- 1Department of Atmospheric Science, University of Wyoming, Laramie, WY, USA
- 2Hebei Key Laboratory for Meteorology and Eco-environment, Shijiazhuang, China
- 3Hebei Climate Center, Shijiazhuang, China
- 4Atmospheric Science and Global Change Division, Pacific Northwest National Laboratory, Richland, WA, USA
Abstract. In order to improve the treatment of ice nucleation in a more realistic manner in the Community Atmosphere Model version 5.3 (CAM5.3), the effects of pre-existing ice crystals on ice nucleation in cirrus clouds are considered. In addition, by considering the in-cloud variability in ice saturation ratio, homogeneous nucleation takes place spatially only in a portion of the cirrus cloud rather than in the whole area of the cirrus cloud. Compared to observations, the ice number concentrations and the probability distributions of ice number concentration are both improved with the updated treatment. The pre-existing ice crystals significantly reduce ice number concentrations in cirrus clouds, especially at mid- to high latitudes in the upper troposphere (by a factor of ~10). Furthermore, the contribution of heterogeneous ice nucleation to cirrus ice crystal number increases considerably.

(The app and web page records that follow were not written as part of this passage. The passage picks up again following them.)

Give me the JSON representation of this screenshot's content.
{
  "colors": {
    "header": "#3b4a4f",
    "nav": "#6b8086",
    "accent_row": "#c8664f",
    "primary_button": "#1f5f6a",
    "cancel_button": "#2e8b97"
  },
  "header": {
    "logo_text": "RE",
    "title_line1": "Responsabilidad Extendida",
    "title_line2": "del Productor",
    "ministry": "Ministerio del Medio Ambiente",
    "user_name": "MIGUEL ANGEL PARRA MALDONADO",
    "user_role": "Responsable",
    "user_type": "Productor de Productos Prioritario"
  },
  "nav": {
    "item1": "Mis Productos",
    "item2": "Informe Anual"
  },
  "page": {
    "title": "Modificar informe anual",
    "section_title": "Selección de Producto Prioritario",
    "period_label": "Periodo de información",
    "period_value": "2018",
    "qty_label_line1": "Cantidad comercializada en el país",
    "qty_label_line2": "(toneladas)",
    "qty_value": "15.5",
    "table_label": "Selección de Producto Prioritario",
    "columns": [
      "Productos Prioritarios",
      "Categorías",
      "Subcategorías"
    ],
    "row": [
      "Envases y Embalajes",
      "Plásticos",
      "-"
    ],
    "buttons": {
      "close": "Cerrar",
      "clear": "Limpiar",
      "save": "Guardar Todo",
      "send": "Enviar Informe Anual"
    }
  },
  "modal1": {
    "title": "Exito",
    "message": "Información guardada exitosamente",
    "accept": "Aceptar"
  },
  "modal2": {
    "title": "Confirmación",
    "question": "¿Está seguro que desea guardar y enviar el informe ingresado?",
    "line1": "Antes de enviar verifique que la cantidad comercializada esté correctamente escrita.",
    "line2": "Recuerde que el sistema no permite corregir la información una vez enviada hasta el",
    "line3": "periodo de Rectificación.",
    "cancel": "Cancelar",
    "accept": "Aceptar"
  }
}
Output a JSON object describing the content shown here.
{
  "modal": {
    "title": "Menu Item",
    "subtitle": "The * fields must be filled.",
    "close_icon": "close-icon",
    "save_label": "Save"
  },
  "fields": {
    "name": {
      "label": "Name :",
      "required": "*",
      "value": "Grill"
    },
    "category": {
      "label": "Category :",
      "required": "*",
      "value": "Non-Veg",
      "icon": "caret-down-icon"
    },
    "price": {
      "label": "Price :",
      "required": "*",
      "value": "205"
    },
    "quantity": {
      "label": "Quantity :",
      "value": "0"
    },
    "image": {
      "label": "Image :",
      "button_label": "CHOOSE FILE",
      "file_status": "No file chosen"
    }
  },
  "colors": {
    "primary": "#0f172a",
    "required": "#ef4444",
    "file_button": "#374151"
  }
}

Besides the default ice nucleation parameterization of Liu and Penner (2005, hereafter LP) in CAM5.3, two other ice nucleation parameterizations of Barahona and Nenes (2009, hereafter BN) and Kärcher et al. (2006, hereafter KL) are implemented in CAM5.3 for the comparison. In-cloud ice crystal number concentration, percentage contribution from heterogeneous ice nucleation to total ice crystal number, and pre-existing ice effects simulated by the three ice nucleation parameterizations have similar patterns in the simulations with present-day aerosol emissions. However, the change (present-day minus pre-industrial times) in global annual mean column ice number concentration from the KL parameterization (3.24 × 106 m−2) is less than that from the LP (8.46 × 106 m−2) and BN (5.62 × 106 m−2) parameterizations. As a result, the experiment using the KL parameterization predicts a much smaller anthropogenic aerosol long-wave indirect forcing (0.24 W m−2) than that using the LP (0.46 W m−2) and BN (0.39 W m−2) parameterizations.